“Now, music is only my hobby. I create melodies only during my leisure time, though I wish I had more time for it.  My latest experiment caught the interest of Kazakhstan citizens. I had more than 40,000 views to my video in a couple of days. Now I have some interesting ideas and I hope the audience would like it too.  I think it will be better to keep the secret and make a surprise,” Ponomaryov shared with the paper.

Besides making music, Ponomaryov often creates social videos through which he tells people about old things but from a new angle.

“This is my personal civic initiative. I produce them on my own and present them to the public. For example, I went to the Kasteev Art Museum [in Almaty] and I was inspired by paintings. As a result, I made a short movie named ‘Alive Paintings of Kazakh Artists,’ motivating the audience to get closer to the art. I am sure that social advertising starts working thanks to innovative approaches. Therefore, I am constantly experimenting,” he said.

Ponomaryov has also applied his skills to environmental issues.
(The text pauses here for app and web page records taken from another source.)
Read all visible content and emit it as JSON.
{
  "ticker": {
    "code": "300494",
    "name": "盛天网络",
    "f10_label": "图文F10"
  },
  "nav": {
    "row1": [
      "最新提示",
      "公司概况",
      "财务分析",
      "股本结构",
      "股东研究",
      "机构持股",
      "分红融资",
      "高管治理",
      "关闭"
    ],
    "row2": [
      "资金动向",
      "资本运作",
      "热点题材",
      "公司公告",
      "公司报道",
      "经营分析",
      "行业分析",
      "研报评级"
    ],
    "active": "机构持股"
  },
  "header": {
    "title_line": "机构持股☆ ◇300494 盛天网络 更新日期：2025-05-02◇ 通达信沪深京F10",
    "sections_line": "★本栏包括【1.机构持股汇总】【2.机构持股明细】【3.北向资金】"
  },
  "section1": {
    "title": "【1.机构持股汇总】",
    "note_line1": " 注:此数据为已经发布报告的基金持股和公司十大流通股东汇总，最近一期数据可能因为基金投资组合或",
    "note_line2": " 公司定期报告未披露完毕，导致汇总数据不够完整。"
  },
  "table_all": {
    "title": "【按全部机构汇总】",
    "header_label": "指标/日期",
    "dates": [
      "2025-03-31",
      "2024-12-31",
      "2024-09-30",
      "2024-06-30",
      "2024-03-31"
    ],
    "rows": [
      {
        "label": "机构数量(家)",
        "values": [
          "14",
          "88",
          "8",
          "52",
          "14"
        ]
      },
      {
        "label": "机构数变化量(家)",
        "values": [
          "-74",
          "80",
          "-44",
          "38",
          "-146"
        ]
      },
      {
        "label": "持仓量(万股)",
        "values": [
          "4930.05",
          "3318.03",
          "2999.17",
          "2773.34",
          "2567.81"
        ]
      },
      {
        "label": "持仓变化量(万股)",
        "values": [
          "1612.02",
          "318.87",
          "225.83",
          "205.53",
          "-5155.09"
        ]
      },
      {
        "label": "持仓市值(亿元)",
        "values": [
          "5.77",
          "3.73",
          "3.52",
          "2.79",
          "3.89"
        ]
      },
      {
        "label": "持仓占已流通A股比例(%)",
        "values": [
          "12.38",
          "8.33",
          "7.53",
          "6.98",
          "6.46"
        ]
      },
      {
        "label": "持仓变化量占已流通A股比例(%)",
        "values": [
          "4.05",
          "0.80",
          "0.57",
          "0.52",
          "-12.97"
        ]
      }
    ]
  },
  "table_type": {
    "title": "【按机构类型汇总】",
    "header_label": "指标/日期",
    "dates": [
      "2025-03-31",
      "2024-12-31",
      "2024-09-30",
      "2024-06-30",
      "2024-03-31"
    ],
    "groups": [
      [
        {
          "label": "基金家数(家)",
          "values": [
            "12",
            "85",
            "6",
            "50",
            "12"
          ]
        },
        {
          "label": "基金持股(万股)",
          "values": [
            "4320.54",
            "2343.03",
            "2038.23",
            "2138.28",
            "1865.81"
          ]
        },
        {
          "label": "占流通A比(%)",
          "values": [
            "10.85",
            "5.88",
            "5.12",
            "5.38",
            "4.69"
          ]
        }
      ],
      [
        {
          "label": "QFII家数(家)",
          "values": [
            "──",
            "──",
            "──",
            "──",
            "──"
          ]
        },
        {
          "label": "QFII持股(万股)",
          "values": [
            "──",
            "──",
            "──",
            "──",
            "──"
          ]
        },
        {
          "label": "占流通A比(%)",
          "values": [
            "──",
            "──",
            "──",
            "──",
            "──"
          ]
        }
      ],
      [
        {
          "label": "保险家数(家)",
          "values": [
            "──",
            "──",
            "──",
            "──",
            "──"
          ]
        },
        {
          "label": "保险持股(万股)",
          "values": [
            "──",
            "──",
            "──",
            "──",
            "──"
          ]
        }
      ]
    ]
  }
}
“I try to show what I care about: environmental problems, city development and corruption. About five years ago, I painted a social cartoon demonstrating the problem of spitting on the streets. The idea was to show the isolation of this problem. Most of the children copy what the adults do and adults need to show an appropriate example. As a result, the video was appreciated by the audience, gaining thousands of views in the internet and receiving a nomination in the Social Advertising Competition,” Ponomaryov remembers.

The talented creative is also fond of studying languages. He speaks Serbo-Croatian language and is currently studying the Kazakh language. In addition, Ponomaryov is fond of writing and travelling.

“I often go to our magnificent mountains with my friends, where we will also shoot some short videos. Thus, we are trying to draw public attention to domestic tourism and to instil a love of hiking.”